→ EXERCISE OBJECTIVE:
Examine the entries and show every line in which the word "this" is found.
#### RECORD SET ####
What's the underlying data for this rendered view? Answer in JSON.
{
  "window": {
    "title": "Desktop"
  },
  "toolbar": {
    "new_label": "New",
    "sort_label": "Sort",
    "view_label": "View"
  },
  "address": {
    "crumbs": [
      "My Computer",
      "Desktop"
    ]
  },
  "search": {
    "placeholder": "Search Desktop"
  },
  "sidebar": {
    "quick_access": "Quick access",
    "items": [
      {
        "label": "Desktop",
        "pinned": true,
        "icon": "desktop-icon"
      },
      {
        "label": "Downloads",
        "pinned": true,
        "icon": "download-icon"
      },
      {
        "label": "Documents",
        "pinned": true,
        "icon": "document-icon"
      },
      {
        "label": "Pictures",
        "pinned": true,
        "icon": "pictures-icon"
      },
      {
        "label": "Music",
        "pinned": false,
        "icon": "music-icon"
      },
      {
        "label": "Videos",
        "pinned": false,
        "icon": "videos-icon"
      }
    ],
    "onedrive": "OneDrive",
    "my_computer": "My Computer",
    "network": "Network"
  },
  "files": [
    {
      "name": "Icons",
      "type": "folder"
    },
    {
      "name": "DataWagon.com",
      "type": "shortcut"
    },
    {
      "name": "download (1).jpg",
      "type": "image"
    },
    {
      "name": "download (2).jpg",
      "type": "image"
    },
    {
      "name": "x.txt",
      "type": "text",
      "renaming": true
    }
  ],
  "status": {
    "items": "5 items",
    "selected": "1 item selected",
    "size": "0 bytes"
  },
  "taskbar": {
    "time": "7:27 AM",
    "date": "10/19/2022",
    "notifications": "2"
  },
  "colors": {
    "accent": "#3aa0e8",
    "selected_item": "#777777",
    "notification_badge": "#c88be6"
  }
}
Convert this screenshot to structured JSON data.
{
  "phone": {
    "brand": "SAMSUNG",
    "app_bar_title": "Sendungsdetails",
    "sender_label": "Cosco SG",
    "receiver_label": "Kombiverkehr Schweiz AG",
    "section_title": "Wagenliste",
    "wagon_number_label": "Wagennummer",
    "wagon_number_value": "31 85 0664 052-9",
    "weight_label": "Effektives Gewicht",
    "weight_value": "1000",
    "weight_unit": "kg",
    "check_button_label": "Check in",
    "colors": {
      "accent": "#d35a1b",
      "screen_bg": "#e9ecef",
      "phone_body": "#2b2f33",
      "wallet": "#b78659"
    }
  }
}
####
→ REPLY:
What's the underlying data for this rendered view? Answer in JSON.
Convert this screenshot to structured JSON data.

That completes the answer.